[Exercise input]
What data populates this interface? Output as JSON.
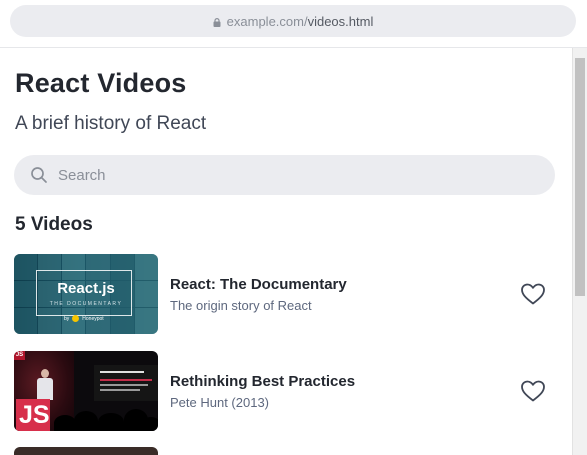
{
  "browser": {
    "url_host": "example.com/",
    "url_path": "videos.html"
  },
  "page": {
    "title": "React Videos",
    "subtitle": "A brief history of React"
  },
  "search": {
    "placeholder": "Search"
  },
  "videos_count_label": "5 Videos",
  "videos": [
    {
      "title": "React: The Documentary",
      "description": "The origin story of React",
      "thumbnail": {
        "logo_text": "React.js",
        "subtitle_text": "THE DOCUMENTARY",
        "by_text": "by",
        "brand_text": "Honeypot"
      }
    },
    {
      "title": "Rethinking Best Practices",
      "description": "Pete Hunt (2013)",
      "thumbnail": {
        "badge_text": "JS",
        "big_text": "JS"
      }
    }
  ],
  "colors": {
    "accent": "#23272f",
    "muted": "#5e687e",
    "search_bg": "#ebecf0"
  }
}
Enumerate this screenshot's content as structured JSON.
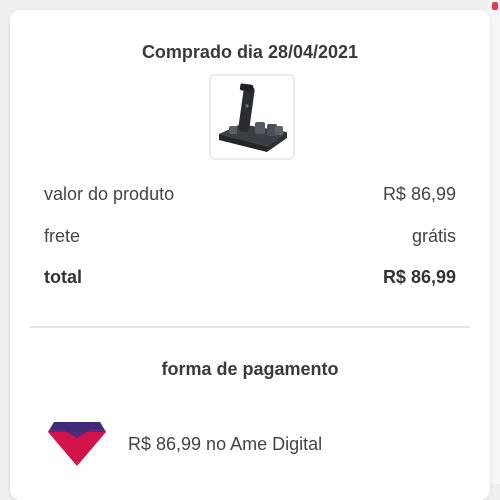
{
  "order": {
    "title": "Comprado dia 28/04/2021",
    "product_icon": "hair-trimmer-product-image"
  },
  "summary": {
    "rows": [
      {
        "label": "valor do produto",
        "value": "R$ 86,99"
      },
      {
        "label": "frete",
        "value": "grátis"
      },
      {
        "label": "total",
        "value": "R$ 86,99"
      }
    ]
  },
  "payment": {
    "section_title": "forma de pagamento",
    "method_text": "R$ 86,99 no Ame Digital",
    "logo_icon": "ame-digital-logo",
    "logo_colors": {
      "top": "#3f2a7a",
      "bottom": "#d2134a"
    }
  }
}
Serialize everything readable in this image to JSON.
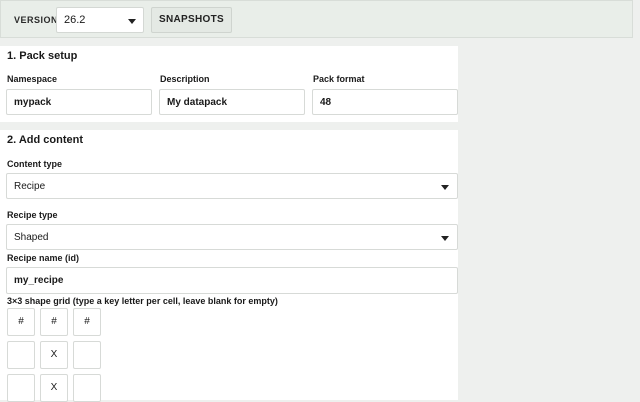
{
  "toolbar": {
    "version_label": "VERSION",
    "version_value": "26.2",
    "snapshots_label": "SNAPSHOTS"
  },
  "pack_setup": {
    "title": "1. Pack setup",
    "namespace_label": "Namespace",
    "namespace_value": "mypack",
    "description_label": "Description",
    "description_value": "My datapack",
    "format_label": "Pack format",
    "format_value": "48"
  },
  "add_content": {
    "title": "2. Add content",
    "content_type_label": "Content type",
    "content_type_value": "Recipe",
    "recipe_type_label": "Recipe type",
    "recipe_type_value": "Shaped",
    "recipe_name_label": "Recipe name (id)",
    "recipe_name_value": "my_recipe",
    "grid_label": "3×3 shape grid (type a key letter per cell, leave blank for empty)",
    "grid": [
      [
        "#",
        "#",
        "#"
      ],
      [
        "",
        "X",
        ""
      ],
      [
        "",
        "X",
        ""
      ]
    ]
  }
}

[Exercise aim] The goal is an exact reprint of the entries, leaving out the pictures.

[Expected answer]
What data populates this interface? Output as JSON.
{
  "browser": {
    "url_host": "example.com/",
    "url_path": "videos.html"
  },
  "page": {
    "title": "React Videos",
    "subtitle": "A brief history of React"
  },
  "search": {
    "placeholder": "Search"
  },
  "videos_count_label": "5 Videos",
  "videos": [
    {
      "title": "React: The Documentary",
      "description": "The origin story of React",
      "thumbnail": {
        "logo_text": "React.js",
        "subtitle_text": "THE DOCUMENTARY",
        "by_text": "by",
        "brand_text": "Honeypot"
      }
    },
    {
      "title": "Rethinking Best Practices",
      "description": "Pete Hunt (2013)",
      "thumbnail": {
        "badge_text": "JS",
        "big_text": "JS"
      }
    }
  ],
  "colors": {
    "accent": "#23272f",
    "muted": "#5e687e",
    "search_bg": "#ebecf0"
  }
}
Enumerate this screenshot's content as structured JSON.
{
  "order": {
    "title": "Comprado dia 28/04/2021",
    "product_icon": "hair-trimmer-product-image"
  },
  "summary": {
    "rows": [
      {
        "label": "valor do produto",
        "value": "R$ 86,99"
      },
      {
        "label": "frete",
        "value": "grátis"
      },
      {
        "label": "total",
        "value": "R$ 86,99"
      }
    ]
  },
  "payment": {
    "section_title": "forma de pagamento",
    "method_text": "R$ 86,99 no Ame Digital",
    "logo_icon": "ame-digital-logo",
    "logo_colors": {
      "top": "#3f2a7a",
      "bottom": "#d2134a"
    }
  }
}
Serialize everything readable in this image to JSON.
{
  "toolbar": {
    "version_label": "VERSION",
    "version_value": "26.2",
    "snapshots_label": "SNAPSHOTS"
  },
  "pack_setup": {
    "title": "1. Pack setup",
    "namespace_label": "Namespace",
    "namespace_value": "mypack",
    "description_label": "Description",
    "description_value": "My datapack",
    "format_label": "Pack format",
    "format_value": "48"
  },
  "add_content": {
    "title": "2. Add content",
    "content_type_label": "Content type",
    "content_type_value": "Recipe",
    "recipe_type_label": "Recipe type",
    "recipe_type_value": "Shaped",
    "recipe_name_label": "Recipe name (id)",
    "recipe_name_value": "my_recipe",
    "grid_label": "3×3 shape grid (type a key letter per cell, leave blank for empty)",
    "grid": [
      [
        "#",
        "#",
        "#"
      ],
      [
        "",
        "X",
        ""
      ],
      [
        "",
        "X",
        ""
      ]
    ]
  }
}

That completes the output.